“If the court determines rent is $1/sqm at this specific practice it does not mean it cannot be $1 million/sqm in another practice,” he said.
“The only condition would be that you find an independent and experienced valuer that can justify such a valuation. An independent valuation can make an unsubstantiated excessive pathology rent allegation legally valid”.
The most important part of what Dahm is saying is the bit about “independent valuation”.
He doesn’t say it, so we will: how independent is a valuation provided to the court by a so-called “expert” on behalf of Medicare? And what does it say that the case is gagged, so the public can’t question that valuation in any way?
Dahm won’t go into the detail because he says each case is different and it can be misleading to generalise, but he will say that he’s had a few clients who have been called to task by Medicare for potentially excessive rent, and every one so far has successfully defended their position.
Again, Dahm won’t be drawn on the detail of the question for reasons of devil and detail (perhaps for reasons of IP too?), but he will say that he thinks the fundamental principle behind establishing rental value of “who is actually prepared to pay the highest” isn’t the only factor in play necessarily.
“Put it this way, very few if any commercial agents who do rent valuations have any idea about the dynamics in play here, including, but not limited too, how the business model of medical practice works. Without that understanding you can’t really establish value. With it, you can. And we have for all our clients.”
Dahm is confident that most practice owners, with the right legal, expert valuation and accounting advice, will be able to make the case that their rents are commercial.

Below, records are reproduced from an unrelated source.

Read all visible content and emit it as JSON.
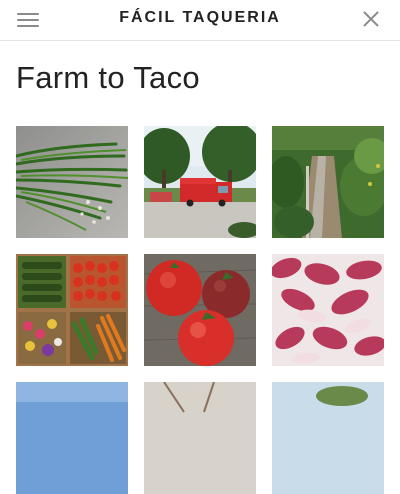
{
  "header": {
    "site_title": "FÁCIL TAQUERIA",
    "menu_icon": "hamburger-menu-icon",
    "close_icon": "close-icon"
  },
  "main": {
    "page_title": "Farm to Taco"
  },
  "gallery": {
    "columns": 3,
    "visible_rows": 3
  }
}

One hint Dahm does seem to give away is “look at the commercial model of practices”.
If you do that (and referring to the brackets early on in this article re “rent” and “tenant”) that model for most practices under the spotlight of payroll tax audits these days is “tenant/landlord”.
In the payroll tax cases, a clean defence is that a doctor working at your premises is simply a “tenant” paying a service provider “rent”.
Hmmmm … what does that tenant pay in rent I wonder?
And if they pay $X per square metre, wouldn’t that form some basis for rental value of another type of tenant, a pathology company, for example?
Dahm counsels that should the case be won by Medicare, GP owners should be very careful not to accept the precedent without checking their own situation properly first, and that they should smell a rat immediately if they are contacted by their pathology tenant in reference to the case and the finding to question the current lease.
Feels like this old chesnut of pathology rents isn’t entirely cracked yet by the pathology providers.
Let’s hope so, anyway.